One of the biggest challenges of parenting young children is navigating their intense need for autonomy and independence. Often this leads to power struggles where we find ourselves putting more and more pressure on the child to comply, and in turn they push harder and harder against us.
When we can move away from focusing on compliance and move towards connection, understanding, and collaboration, we can put the power struggles to bed.
Choice theory outlines two options and the key is that neither of them is punishment. The adult setting the boundary has to be okay with both choices so you don’t end up mad if your child doesn’t choose the one you wanted.
This might sound...
We’ve all been there. The stresses of adult life seem to be piling one on top of another. The laundry is piling up, you’re about to miss a work deadline and you’re barely going to have dinner on the table before bedtime. You manage to get dinner on the table and go to round up your family, only to discover that your kiddo has knocked over a plant and there is dirt all over the carpet. The carpet that you just vacuumed yesterday, after everyone was in bed, before you collapsed on the couch, completely spent. And in the scheme of things, you know that this isn’t a huge deal. It’s par for the course with young kids. But still, in this moment, it feels...

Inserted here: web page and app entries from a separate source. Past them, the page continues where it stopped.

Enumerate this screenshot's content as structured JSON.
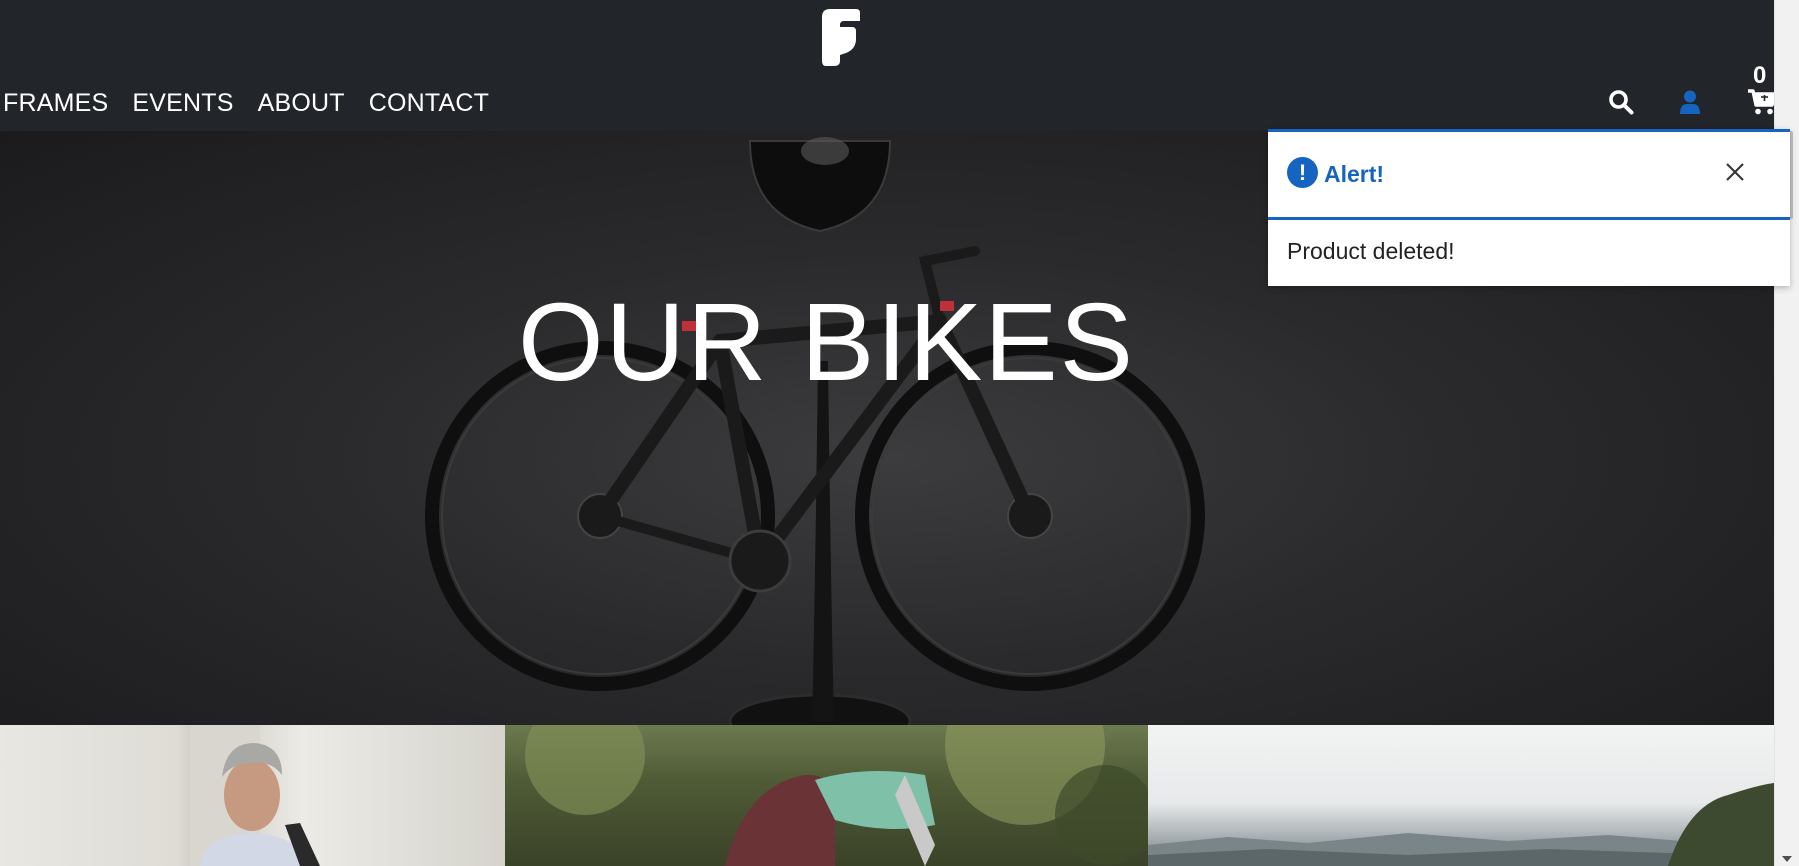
{
  "nav": {
    "items": [
      {
        "label": "FRAMES"
      },
      {
        "label": "EVENTS"
      },
      {
        "label": "ABOUT"
      },
      {
        "label": "CONTACT"
      }
    ]
  },
  "header": {
    "cart_count": "0",
    "icons": [
      "logo",
      "search-icon",
      "user-icon",
      "cart-icon"
    ],
    "background": "#22252a",
    "accent": "#1565c0"
  },
  "hero": {
    "title": "OUR BIKES"
  },
  "toast": {
    "title": "Alert!",
    "message": "Product deleted!",
    "icon": "exclamation-icon",
    "color": "#1565c0"
  }
}
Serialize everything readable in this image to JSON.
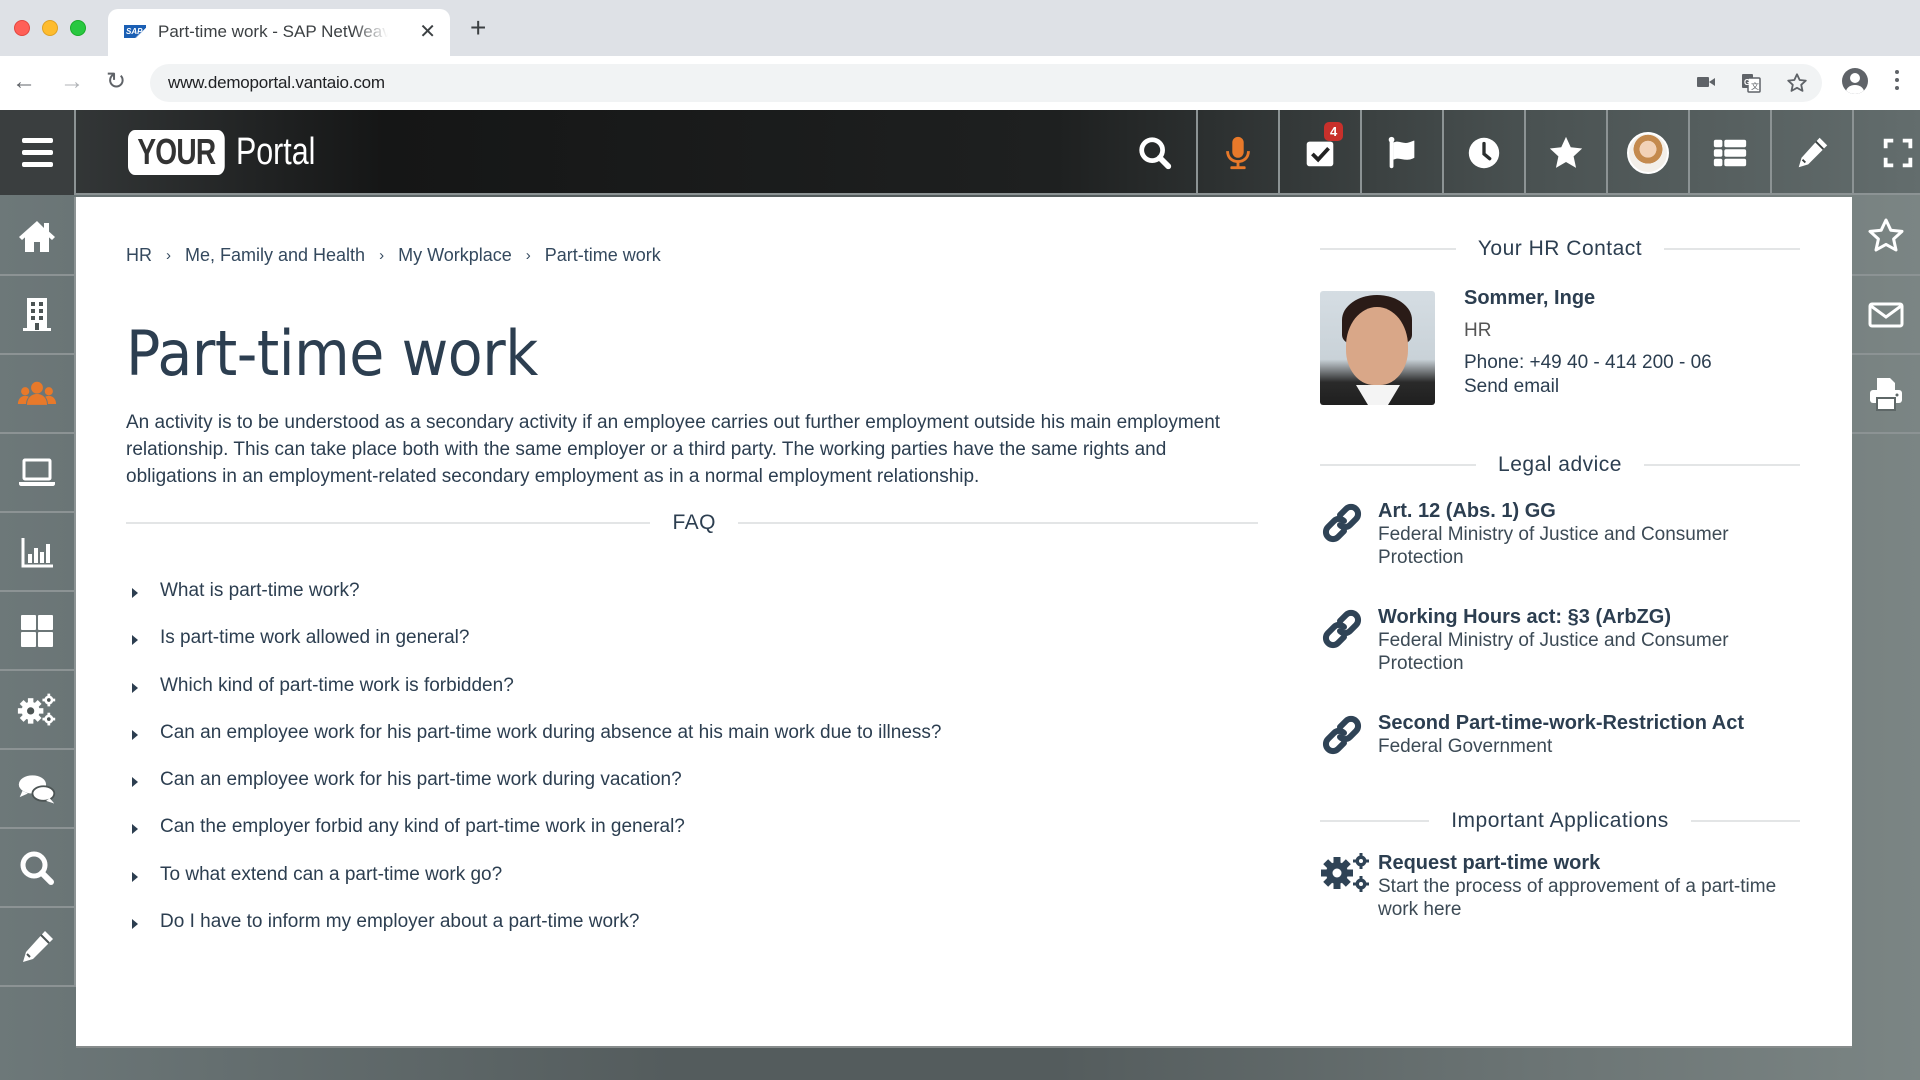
{
  "browser": {
    "tab_title": "Part-time work - SAP NetWeaver Portal",
    "favicon_text": "SAP",
    "url": "www.demoportal.vantaio.com"
  },
  "portal": {
    "logo_your": "YOUR",
    "logo_portal": "Portal",
    "notifications_count": "4",
    "accent_color": "#e8792a",
    "badge_color": "#c8302b",
    "top_actions": [
      "search-icon",
      "microphone-icon",
      "tasks-icon",
      "flag-icon",
      "clock-icon",
      "favorites-icon",
      "user-avatar",
      "list-icon",
      "edit-icon",
      "fullscreen-icon"
    ],
    "left_rail": [
      "home-icon",
      "building-icon",
      "people-icon",
      "laptop-icon",
      "chart-icon",
      "dashboard-icon",
      "settings-icon",
      "chat-icon",
      "search-icon",
      "edit-icon"
    ],
    "right_rail": [
      "bookmark-icon",
      "mail-icon",
      "print-icon"
    ],
    "active_left_item": "people-icon"
  },
  "main": {
    "breadcrumb": [
      "HR",
      "Me, Family and Health",
      "My Workplace",
      "Part-time work"
    ],
    "breadcrumb_separator": "›",
    "title": "Part-time work",
    "intro": "An activity is to be understood as a secondary activity if an employee carries out further employment outside his main employment relationship. This can take place both with the same employer or a third party. The working parties have the same rights and obligations in an employment-related secondary employment as in a normal employment relationship.",
    "faq_heading": "FAQ",
    "faq": [
      "What is part-time work?",
      "Is part-time work allowed in general?",
      "Which kind of part-time work is forbidden?",
      "Can an employee work for his part-time work during absence at his main work due to illness?",
      "Can an employee work for his part-time work during vacation?",
      "Can the employer forbid any kind of part-time work in general?",
      "To what extend can a part-time work go?",
      "Do I have to inform my employer about a part-time work?"
    ]
  },
  "side": {
    "contact_heading": "Your HR Contact",
    "contact": {
      "name": "Sommer, Inge",
      "department": "HR",
      "phone": "Phone: +49 40 - 414 200 - 06",
      "email_link": "Send email"
    },
    "legal_heading": "Legal advice",
    "legal": [
      {
        "title": "Art. 12 (Abs. 1) GG",
        "source": "Federal Ministry of Justice and Consumer Protection"
      },
      {
        "title": "Working Hours act: §3 (ArbZG)",
        "source": "Federal Ministry of Justice and Consumer Protection"
      },
      {
        "title": "Second Part-time-work-Restriction Act",
        "source": "Federal Government"
      }
    ],
    "apps_heading": "Important Applications",
    "apps": [
      {
        "title": "Request part-time work",
        "description": "Start the process of approvement of a part-time work here"
      }
    ]
  }
}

"You know, that that a father's supposed to be and this is what I'm supposed to do. Well, then, you know, that was all based. A lot of it was fear-based for me, right?"
"I was fearful, I felt insecure about parenting that way sometimes, I felt like it was inadequate."
"And again, they're resilient. They're more resilient than we are, sometimes."
"Those are big things that just started to change the landscape for us."
"Let's try to figure out what's going on here so that I can help you to build your...
"Literally our only job to keep them off the bench. The only thing we have to do, the only requirement is practice. That's it."
"Even though I am very intentional about, not projecting that. It still comes up."
"Something's up and we're going to have to, we would be better trying to work that out in practice, then trying to do it right now."
"Slowly going down that emotional ladder with her. She was slowly coming down. But in my mind, I was like, I'm tired as hell."
"We want to be...
"You know, it's a parent's natural instinct to want to talk to them. Like, what's wrong, what's wrong talk to us?"
"I think it's important for me to remember to have that same expectation of communication for myself towards the kids too."
"You know, the internet and social media. There's just so much information. coming in."
"We want to teach her that she can't just physically express her frustration."
"That translates to love for others as s well her confidence in herself and her love for herself."
"Like as soon as our adrenaline is activated or cortisol spikes. It's really hard to be a respectful parent."
"And I think I've been because I have to spend so much time resting. I've like been training for this my whole life."
"Verbal redirection is not all that effective when they're flooded."
"And his sensory needs became more than just touching me. Then it became much harder."
"And I guess it's giving myself enough compassion to believe that that is louder deep in him than the...
"Where did it come from? Do they come from the expectations that my parents had about me?"
"That mistakes are not a reflection of my character. "
"They're not giving us a hard time. They're having a hard time themselves."
"So, mom guilt is always there. But what do you do with that mom guilt?"
"And that's the fruit of the work. I've been doing with him for the last five years. "
Hey there. I'm Alyssa Blask Campbell. I'm a mom with a Master's degree in Early...
"They are going to feel, even if they don't know consciously, they're going to feel you're not at peace with this and ready to say sorry for it."
"I've done all the things, it doesn't matter, he doesn't care about my respectful parenting. He's going to have a meltdown no matter what."
"Okay, and my energy's where, you know, I'm winding down. I got five more minutes left in me. And then I'm going to go have some me time."
"I'm just supposed to like, keep getting up every day, keep taking my kids to school."
"It was a human guttural reaction from a black parent surrounded by non-Black families."
"The things we have to think about, that being one of maybe like five Brown families in a school of probably 800 families."
"And it got to the point, I'm a yeller...ugh, I'm a yeller. I said it, and I'll own it, and I'm working on it"
"Because if you push too hard, it's very different than your friend pushing too hard."
"While I don't always see the behavior immediately, the times that I do are just really cool."
"It's important to have the end game in mind like, why am I doing what I'm doing? And that's I'm looking to raise adults."
"Like they're young. And these behaviors won't translate into adulthood."
"It's not just my kids like it's all my relationships. So it's my marriage, my friendships."
"It's a pretty phenomenal movement, and the future is emotionally intelligent, and I see it manifesting."
"It sucks that I'm in my 30s, and just now learning this. I'm glad I'm learning it at 30 and not at 50 or 60 or 80."